“Although it didn’t remove the makeup completely, the aloe vera gel felt like an ice cream sorbet on my skin after the ordeal of the Great Scrubs From Hell,” she says.
Not just for burns, ladies. Aloe vera is great if you have oily skin and don’t want to make it worse. It’ll get your makeup off just fine, and is recommended for tough-to-remove mascara. It’s very gentle on the skin, especially around the eye area, and will provide a non-greasy moisturising effect. As an added bonus, if your eyes are feeling irritated or puffy, the aloe will calm down any inflammation and help decrease redness.
According to Mhatre, aloe vera gel has excellent moisturising properties, however its use as a facial cleanser or an effective makeup removal agent has not been proven. “It is advisable to use a suitable cleanser, followed by a face wash depending on your skin type, then use an aloe vera-based gel to seal in the moisture and hydrate the skin,” she says.
If you think it’s normal for aloe vera to make your skin numb, think again. Mhatre says the usage of aloe vera gel must be discontinued immediately if it is causing itching or burning your skin.
- An aloe vera leaf
1. Cut an aloe vera leaf down the middle and remove all the (useful) goo from it. Make a paste of this by mixing with water and apply it to your skin in a circular motion.
Tweak Tip: If you’re too lazy to make the aloe vera gel from scratch, we recommend you buy Lakme’s 9 To 5 Naturale Gel Makeup Remover With Pure Aloe Vera. You can also invest in this cold-pressed aloe vera gel by Vilvah if liquid gels are not your cup of tea.
Rose Water + glycerin
Convinced by the beauty bloggers on Facebook espousing rose water as a mood enhancer, Singh was pushed to try this concoction of rose water and glycerin for makeup removal.
“This mix does absolutely nothing to remove makeup — or sad thoughts — unless your definition of makeup is a tinted lip balm that can masquerade as a blush and eyeshadow,” she says.
But she does vouch for the toning capabilities of rose water. So does Kapoor. She says using a facial toner can help clean your skin in a natural way, and remove dirt and other impurities.
Mhatre agrees. “It works as an excellent toner and helps clean the pores of oil and grime. A combination of glycerine and rose water works well together because glycerine provides hydration and moisture, while the rose water acts as an astringent.”
- 1 tbsp. glycerin
- 1 tsp. rose water
- Jojoba oil (optional)
- Take both glycerin and rose water in a small bowl and mix them well together.
- You can add a drop of jojoba oil to this mixture if you have dry and sensitive skin because of its anti-inflammatory and antioxidant benefits.
Tweak Tip: Always conduct a patch test before using essential oils.
Instead of DIY options, you could try these Tweak recommendations.

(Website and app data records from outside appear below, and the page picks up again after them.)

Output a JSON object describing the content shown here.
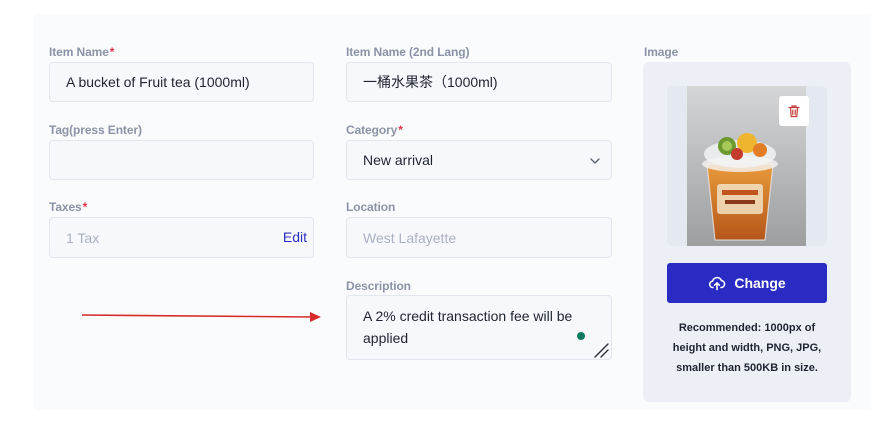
{
  "form": {
    "item_name": {
      "label": "Item Name",
      "required": "*",
      "value": "A bucket of Fruit tea (1000ml)"
    },
    "item_name_2nd": {
      "label": "Item Name (2nd Lang)",
      "value": "一桶水果茶（1000ml)"
    },
    "tag": {
      "label": "Tag(press Enter)",
      "value": ""
    },
    "category": {
      "label": "Category",
      "required": "*",
      "value": "New arrival"
    },
    "taxes": {
      "label": "Taxes",
      "required": "*",
      "value": "1 Tax",
      "edit_label": "Edit"
    },
    "location": {
      "label": "Location",
      "value": "West Lafayette"
    },
    "description": {
      "label": "Description",
      "value": "A 2% credit transaction fee will be applied"
    }
  },
  "image": {
    "label": "Image",
    "change_label": "Change",
    "recommendation": "Recommended: 1000px of height and width, PNG, JPG, smaller than 500KB in size."
  },
  "colors": {
    "accent": "#2a2bc3",
    "required": "#e0334b",
    "arrow": "#d62b2b",
    "status_dot": "#0f7b64"
  },
  "icons": [
    "trash-icon",
    "upload-cloud-icon",
    "chevron-down-icon",
    "resize-grip-icon",
    "arrow-right-icon"
  ]
}
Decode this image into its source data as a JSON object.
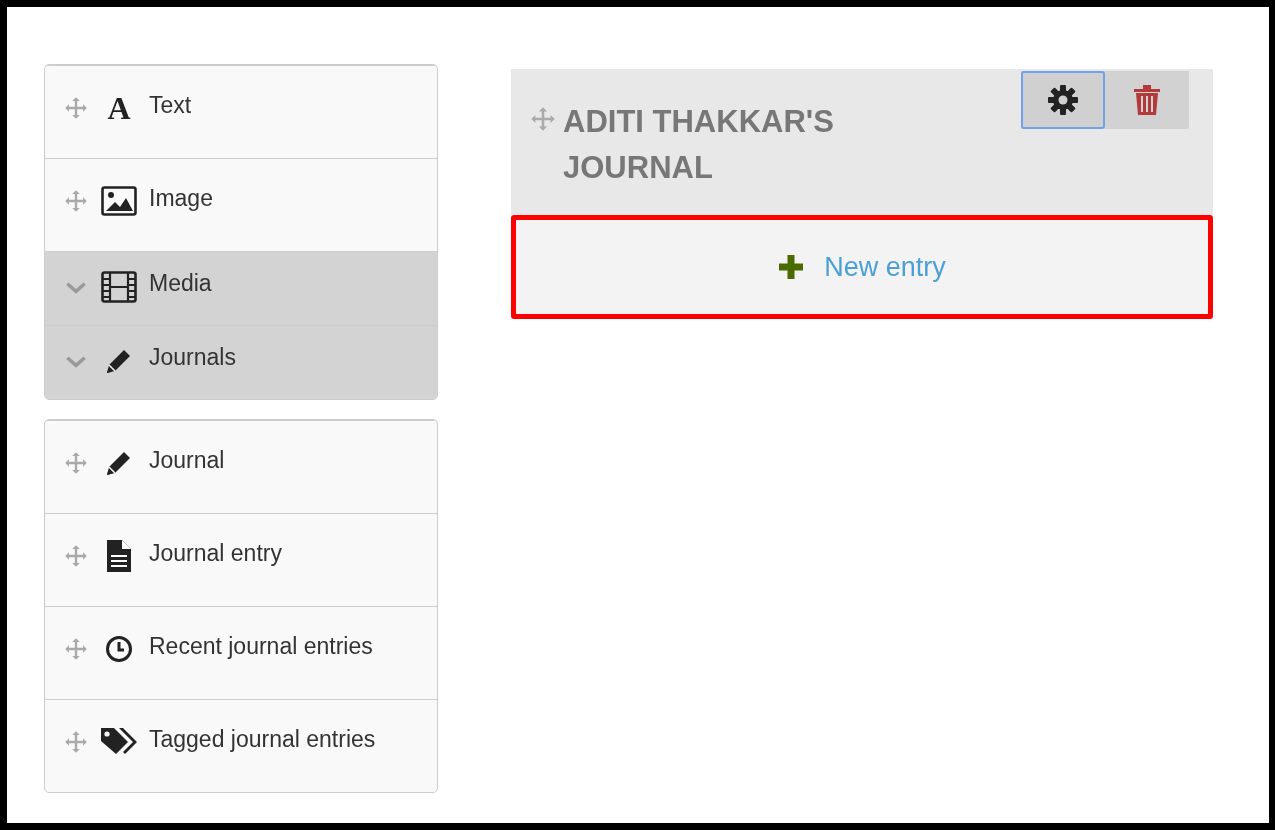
{
  "panels": [
    {
      "items": [
        {
          "kind": "drag",
          "glyph": "A",
          "label": "Text"
        },
        {
          "kind": "drag",
          "label": "Image"
        },
        {
          "kind": "expand",
          "label": "Media"
        },
        {
          "kind": "expand",
          "label": "Journals"
        }
      ]
    },
    {
      "items": [
        {
          "kind": "drag",
          "label": "Journal"
        },
        {
          "kind": "drag",
          "label": "Journal entry"
        },
        {
          "kind": "drag",
          "label": "Recent journal entries"
        },
        {
          "kind": "drag",
          "label": "Tagged journal entries"
        }
      ]
    }
  ],
  "journal_block": {
    "title": "ADITI THAKKAR'S JOURNAL",
    "buttons": [
      {
        "kind": "settings",
        "focused": true
      },
      {
        "kind": "delete",
        "focused": false
      }
    ],
    "new_entry": {
      "label": "New entry",
      "highlighted": true
    }
  }
}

The Clinique Take The Day Off Makeup Remover For Lids, Lashes & Lips (₹2150) will clear away your stubborn eye makeup and lipstick without leaving a greasy residue. It’s ideal for someone with oily skin.
For dry skin, invest in Bioderma’s cult-favourite Sensibio H2O Makeup Removing Micellar Cleansing Solution (₹990).
If you have combination skin, try the Neutrogena Oil-Free Eye Makeup Remover (₹1,439).